Credit cards will tend to vary in the interest rate that they have although, they will all be fairly close in order to stay competitive. We are often encouraged to pick the lowest interest rates in order to make sure that we do not pay more money than we need to. However, it can seem like a lot of hassle to do all of this research and the rates change a lot anyway so we may not think it is worth it. If we already have a card them swapping may just feel like too much of a hassle. It is worth thinking though, about whether the interest rates are important and what impact they might have on you.
If you repay the card in full
If you repay your card in full each month then you will never pay any interest. If you are therefore in this situation, you may feel that the interest is just not at all relevant to you. You are right as long as you continue to always repay the balance in full. Having a direct debit set up to do this is the safest option as you will then never forget to pay off the card. However, you do need to make sure that there will be enough money available to repay it and so setting up that direct debit just after you have been paid would be very helpful and is something that you will be able to negotiate with your card provider.
If you are paying the card off in full then it can be worth looking into a cashback card or similar. These will give you rewards for spending money on the card. The interest rate tends to be higher, but if you never pay any interest then this will not matter. Make sure that you find one with a reward that suits you. You do need to be careful though as the rewards are often based on spending and if you spend more you will often be able to get a better reward. This can sometimes lead to the temptation to spend more than we otherwise would so that we get a better reward. If you are buying the same things but just using the card rather a debit card or cash, for example, then this is fine, but if you are buying extra items to get the reward then this is not. This is because you will be spending more money than you will be gaining and it is not worth it.
If you have an outstanding balance
If you have an outstanding balance on your credit card and do not pay off the full balance each month then you will be charged interest. This will be paid each month and it probably will not look like that much. However, if you find a card with a low interest rate then you will be paying less. If your debt is outstanding for a significant period of time, then this interest will add up and the difference will really show. Consider a few percent different over a few months and you may not think it is worth worrying about but if your debt continues over a couple of years or you keep topping up the debt by using the card, then the interest rate difference can be significant.
To prepare for the future
If you do normally repay your card in full, be prepared for the future and any financial changes that may happen.
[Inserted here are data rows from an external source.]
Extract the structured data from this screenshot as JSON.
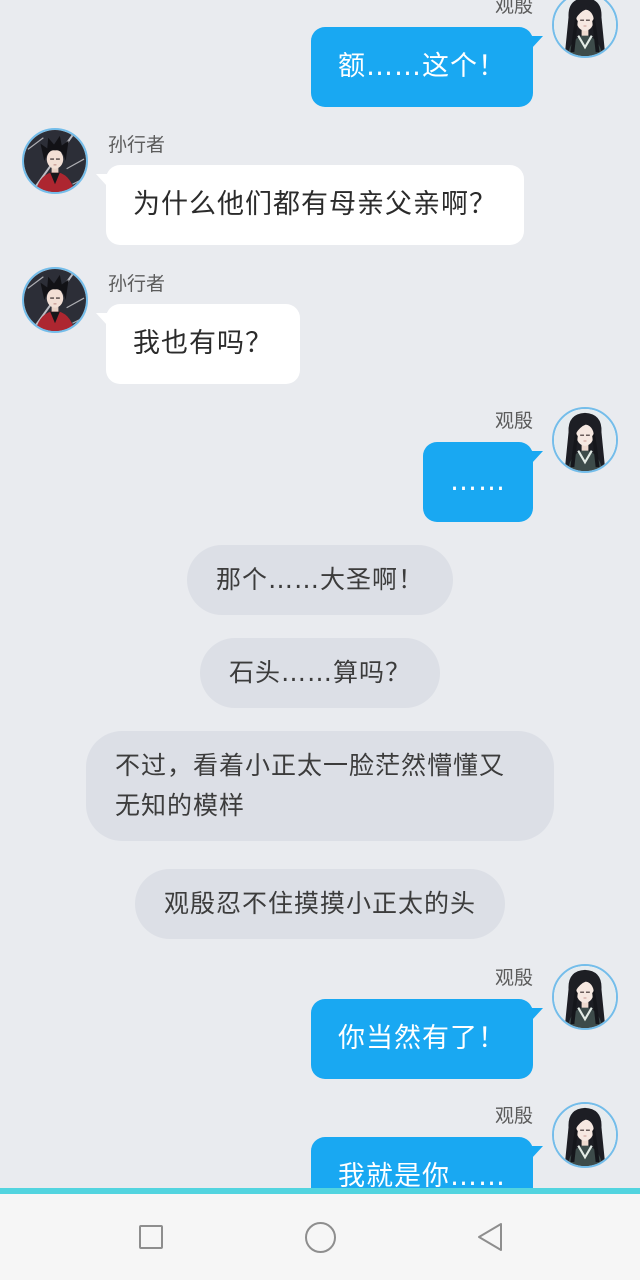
{
  "chat": {
    "messages": [
      {
        "name": "观殷",
        "text": "额……这个！"
      },
      {
        "name": "孙行者",
        "text": "为什么他们都有母亲父亲啊？"
      },
      {
        "name": "孙行者",
        "text": "我也有吗？"
      },
      {
        "name": "观殷",
        "text": "……"
      },
      {
        "text": "那个……大圣啊！"
      },
      {
        "text": "石头……算吗？"
      },
      {
        "text": "不过，看着小正太一脸茫然懵懂又无知的模样"
      },
      {
        "text": "观殷忍不住摸摸小正太的头"
      },
      {
        "name": "观殷",
        "text": "你当然有了！"
      },
      {
        "name": "观殷",
        "text": "我就是你……"
      }
    ]
  },
  "nav_bar": {
    "buttons": [
      {
        "icon": "recent-apps-icon"
      },
      {
        "icon": "home-icon"
      },
      {
        "icon": "back-icon"
      }
    ]
  },
  "colors": {
    "background": "#e9ebef",
    "outgoing_bubble": "#19a8f2",
    "incoming_bubble": "#ffffff",
    "narration_bubble": "#dcdfe6",
    "nav_accent_line": "#52d4df",
    "nav_bar": "#f6f6f6"
  }
}
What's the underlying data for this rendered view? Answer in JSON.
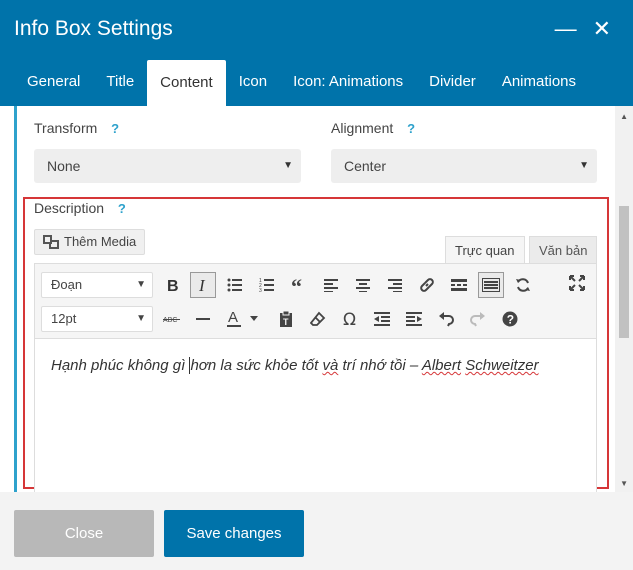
{
  "dialog": {
    "title": "Info Box Settings",
    "minimize_glyph": "—",
    "close_glyph": "✕"
  },
  "tabs": [
    {
      "label": "General"
    },
    {
      "label": "Title"
    },
    {
      "label": "Content",
      "active": true
    },
    {
      "label": "Icon"
    },
    {
      "label": "Icon: Animations"
    },
    {
      "label": "Divider"
    },
    {
      "label": "Animations"
    }
  ],
  "fields": {
    "transform": {
      "label": "Transform",
      "help": "?",
      "value": "None"
    },
    "alignment": {
      "label": "Alignment",
      "help": "?",
      "value": "Center"
    },
    "description": {
      "label": "Description",
      "help": "?"
    }
  },
  "editor": {
    "add_media_label": "Thêm Media",
    "visual_tab": "Trực quan",
    "text_tab": "Văn bản",
    "format_select": "Đoạn",
    "size_select": "12pt",
    "content_parts": {
      "p1": "Hạnh phúc không gì ",
      "p2": "hơn",
      "p3": " la sức khỏe tốt ",
      "p4": "và",
      "p5": " trí nhớ tồi – ",
      "p6": "Albert",
      "p7": " ",
      "p8": "Schweitzer"
    }
  },
  "footer": {
    "close_label": "Close",
    "save_label": "Save changes"
  },
  "colors": {
    "header": "#0073aa",
    "accent": "#2ea2cc",
    "highlight_border": "#d63638"
  }
}
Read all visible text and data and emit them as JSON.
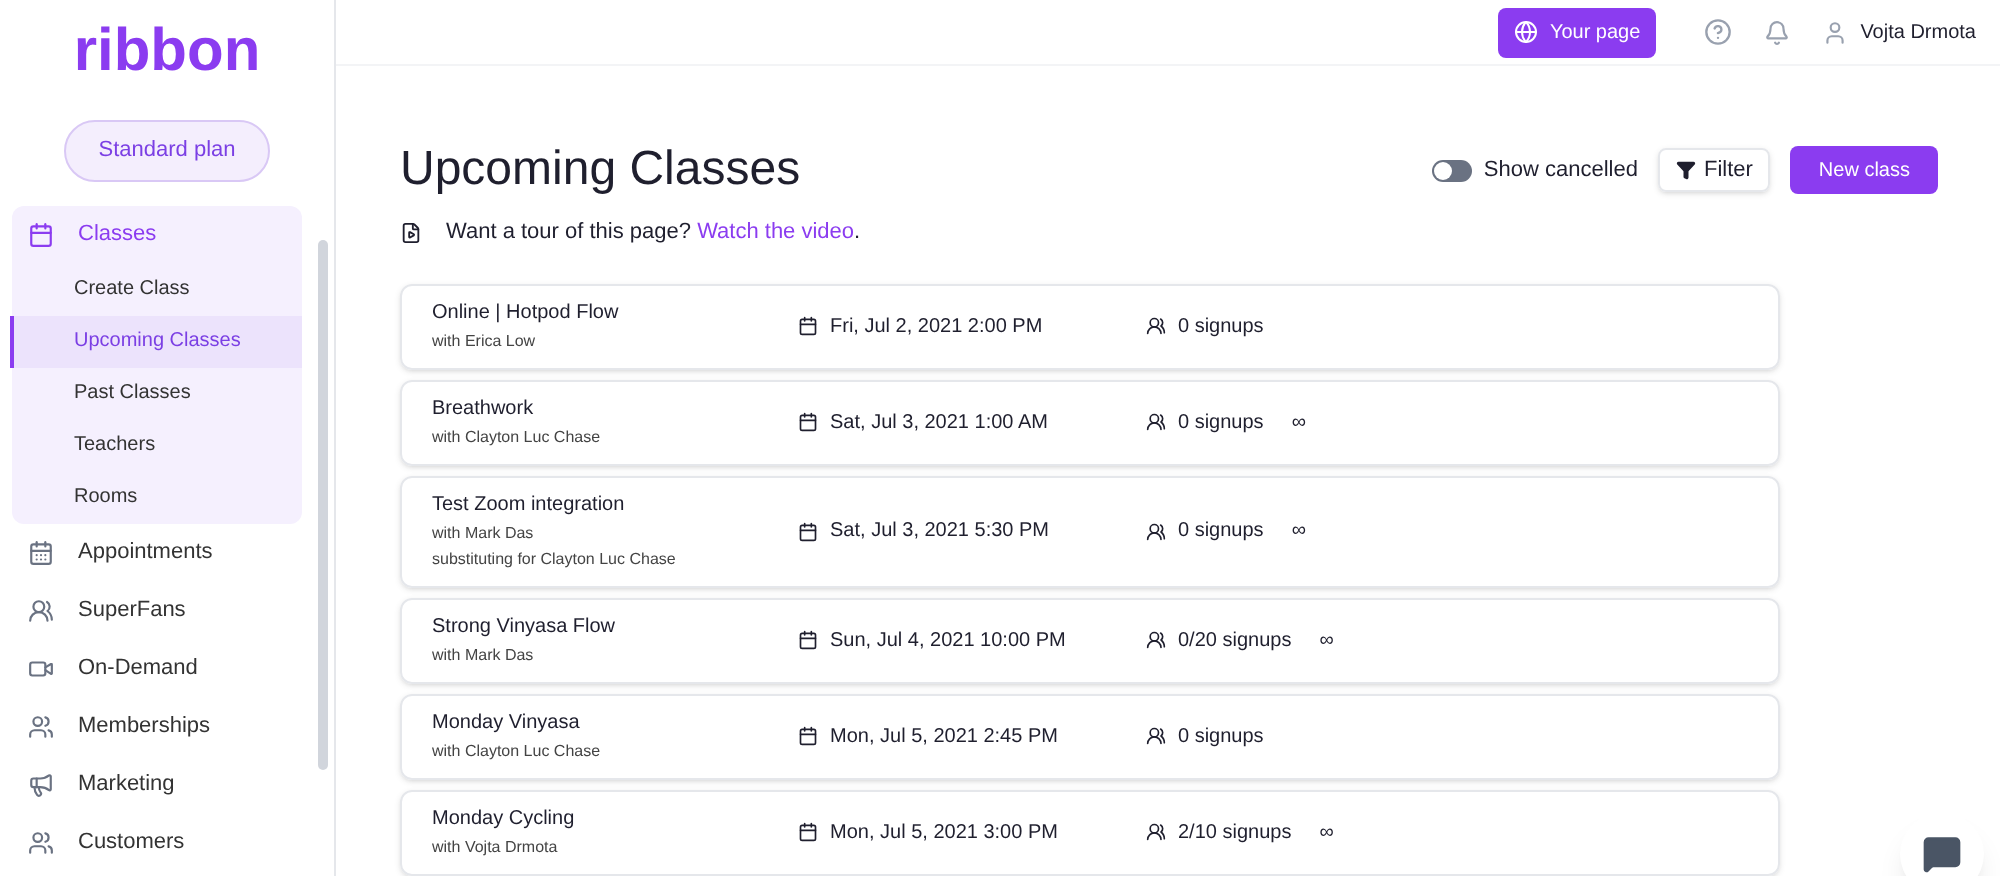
{
  "logo": "ribbon",
  "plan": "Standard plan",
  "sidebar": {
    "items": [
      {
        "label": "Classes",
        "expanded": true,
        "children": [
          {
            "label": "Create Class",
            "selected": false
          },
          {
            "label": "Upcoming Classes",
            "selected": true
          },
          {
            "label": "Past Classes",
            "selected": false
          },
          {
            "label": "Teachers",
            "selected": false
          },
          {
            "label": "Rooms",
            "selected": false
          }
        ]
      },
      {
        "label": "Appointments",
        "expanded": false
      },
      {
        "label": "SuperFans",
        "expanded": false
      },
      {
        "label": "On-Demand",
        "expanded": false
      },
      {
        "label": "Memberships",
        "expanded": false
      },
      {
        "label": "Marketing",
        "expanded": false
      },
      {
        "label": "Customers",
        "expanded": false
      }
    ]
  },
  "topbar": {
    "page_button": "Your page",
    "user": "Vojta Drmota"
  },
  "title": "Upcoming Classes",
  "show_cancelled": {
    "label": "Show cancelled",
    "on": false
  },
  "filter": "Filter",
  "new_class": "New class",
  "tour": {
    "text": "Want a tour of this page?",
    "link": "Watch the video",
    "end": "."
  },
  "classes": [
    {
      "name": "Online | Hotpod Flow",
      "details": [
        "with Erica Low"
      ],
      "date": "Fri, Jul 2, 2021 2:00 PM",
      "signups": "0 signups"
    },
    {
      "name": "Breathwork",
      "details": [
        "with Clayton Luc Chase"
      ],
      "date": "Sat, Jul 3, 2021 1:00 AM",
      "signups": "0 signups",
      "mark": "∞"
    },
    {
      "name": "Test Zoom integration",
      "details": [
        "with Mark Das",
        "substituting for Clayton Luc Chase"
      ],
      "date": "Sat, Jul 3, 2021 5:30 PM",
      "signups": "0 signups",
      "mark": "∞"
    },
    {
      "name": "Strong Vinyasa Flow",
      "details": [
        "with Mark Das"
      ],
      "date": "Sun, Jul 4, 2021 10:00 PM",
      "signups": "0/20 signups",
      "mark": "∞"
    },
    {
      "name": "Monday Vinyasa",
      "details": [
        "with Clayton Luc Chase"
      ],
      "date": "Mon, Jul 5, 2021 2:45 PM",
      "signups": "0 signups"
    },
    {
      "name": "Monday Cycling",
      "details": [
        "with Vojta Drmota"
      ],
      "date": "Mon, Jul 5, 2021 3:00 PM",
      "signups": "2/10 signups",
      "mark": "∞"
    }
  ]
}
You may find that you do get to a stage where you are no longer able to repay the card in full each month. If this is likely then you need to make sure that you do get a card with a low rate. Hopefully you will be able to know that this going to happen and get your card swapped over in time, to one that is cheaper. If you leave it until you have unpaid debt then it may be more difficult as you will need to do a balance transfer and there are fees associated with this.
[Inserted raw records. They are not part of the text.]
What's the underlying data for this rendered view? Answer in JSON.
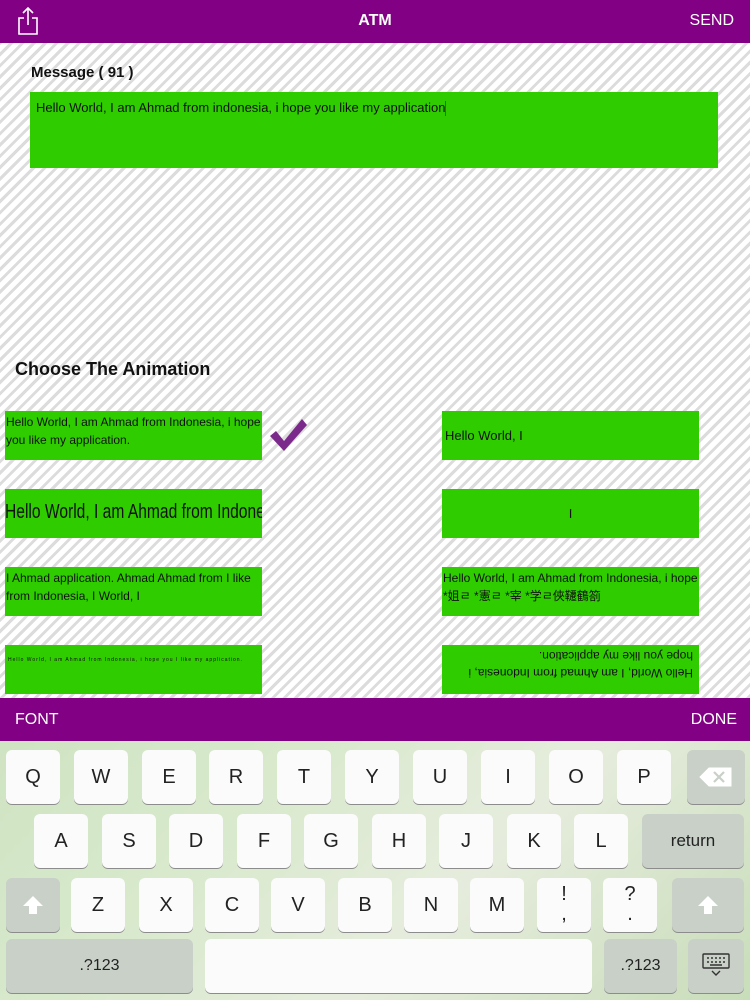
{
  "header": {
    "title": "ATM",
    "send_label": "SEND",
    "share_icon": "share-icon"
  },
  "message": {
    "label": "Message ( 91 )",
    "text": "Hello World, I am Ahmad from indonesia, i hope you like my application"
  },
  "animations": {
    "heading": "Choose The Animation",
    "selected_index": 0,
    "options": [
      {
        "text": "Hello World, I am Ahmad from Indonesia, i hope you like my application."
      },
      {
        "text": "Hello World, I"
      },
      {
        "text": "Hello World, I am Ahmad from Indonesia, i hope"
      },
      {
        "text": "I"
      },
      {
        "text": "I Ahmad application. Ahmad Ahmad from I like from Indonesia, I World, I"
      },
      {
        "text": "Hello World, I am Ahmad from Indonesia, i hope *姐ㄹ *憲ㄹ *宰 *学ㄹ俠韆鶴箚"
      },
      {
        "text": "Hello World, I am Ahmad from Indonesia, i hope you I like my application."
      },
      {
        "text": "Hello World, I am Ahmad from Indonesia, i hope you like my application."
      }
    ]
  },
  "toolbar": {
    "font_label": "FONT",
    "done_label": "DONE"
  },
  "keyboard": {
    "row1": [
      "Q",
      "W",
      "E",
      "R",
      "T",
      "Y",
      "U",
      "I",
      "O",
      "P"
    ],
    "row2": [
      "A",
      "S",
      "D",
      "F",
      "G",
      "H",
      "J",
      "K",
      "L"
    ],
    "row3": [
      "Z",
      "X",
      "C",
      "V",
      "B",
      "N",
      "M"
    ],
    "punct1": "!\n,",
    "punct2": "?\n.",
    "return_label": "return",
    "numbers_label": ".?123",
    "backspace_icon": "backspace-icon",
    "shift_icon": "shift-icon",
    "keyboard_icon": "keyboard-hide-icon"
  },
  "colors": {
    "accent": "#820083",
    "animation_bg": "#2fcd00",
    "check": "#7b2a8b"
  }
}
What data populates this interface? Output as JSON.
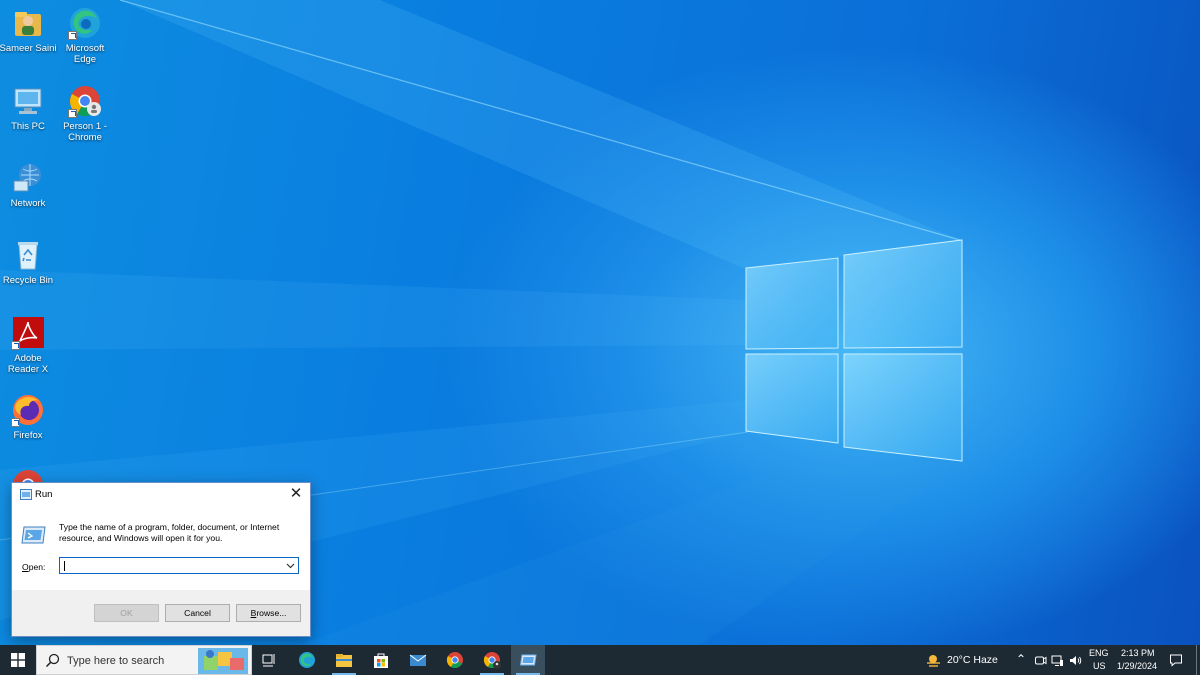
{
  "desktop": {
    "icons": [
      {
        "label": "Sameer Saini",
        "icon": "user-folder-icon"
      },
      {
        "label": "Microsoft Edge",
        "icon": "edge-icon"
      },
      {
        "label": "This PC",
        "icon": "this-pc-icon"
      },
      {
        "label": "Person 1 - Chrome",
        "icon": "chrome-profile-icon"
      },
      {
        "label": "Network",
        "icon": "network-icon"
      },
      {
        "label": "Recycle Bin",
        "icon": "recycle-bin-icon"
      },
      {
        "label": "Adobe Reader X",
        "icon": "adobe-reader-icon"
      },
      {
        "label": "Firefox",
        "icon": "firefox-icon"
      },
      {
        "label": "",
        "icon": "chrome-icon"
      }
    ]
  },
  "run_dialog": {
    "title": "Run",
    "description": "Type the name of a program, folder, document, or Internet resource, and Windows will open it for you.",
    "open_label_prefix": "",
    "open_label_underlined": "O",
    "open_label_rest": "pen:",
    "input_value": "",
    "ok_label": "OK",
    "cancel_label": "Cancel",
    "browse_label_underlined": "B",
    "browse_label_rest": "rowse..."
  },
  "taskbar": {
    "search_placeholder": "Type here to search",
    "apps": [
      "task-view-icon",
      "edge-icon",
      "file-explorer-icon",
      "microsoft-store-icon",
      "mail-icon",
      "chrome-icon",
      "chrome-profile-icon",
      "run-icon"
    ],
    "weather": "20°C  Haze",
    "language_top": "ENG",
    "language_bottom": "US",
    "time": "2:13 PM",
    "date": "1/29/2024"
  },
  "colors": {
    "taskbar": "#1e2a33",
    "accent": "#0a64c8",
    "desktop": "#0b78de"
  }
}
So, in conclusion we can say that interest rates do matter, even if you repay the card in full. This is because you may not be able to afford to repay it in the future and s you need to be aware of how much interest your card holder charges, so you can switch if necessary. If you do have outstanding debt then the interest rate is very relevant. You do not want to pay more than necessary and therefore it is worth making sure that you are not paying a high rate for your card as this will cost you more and make it harder for you to be able to afford to repay the outstanding balance.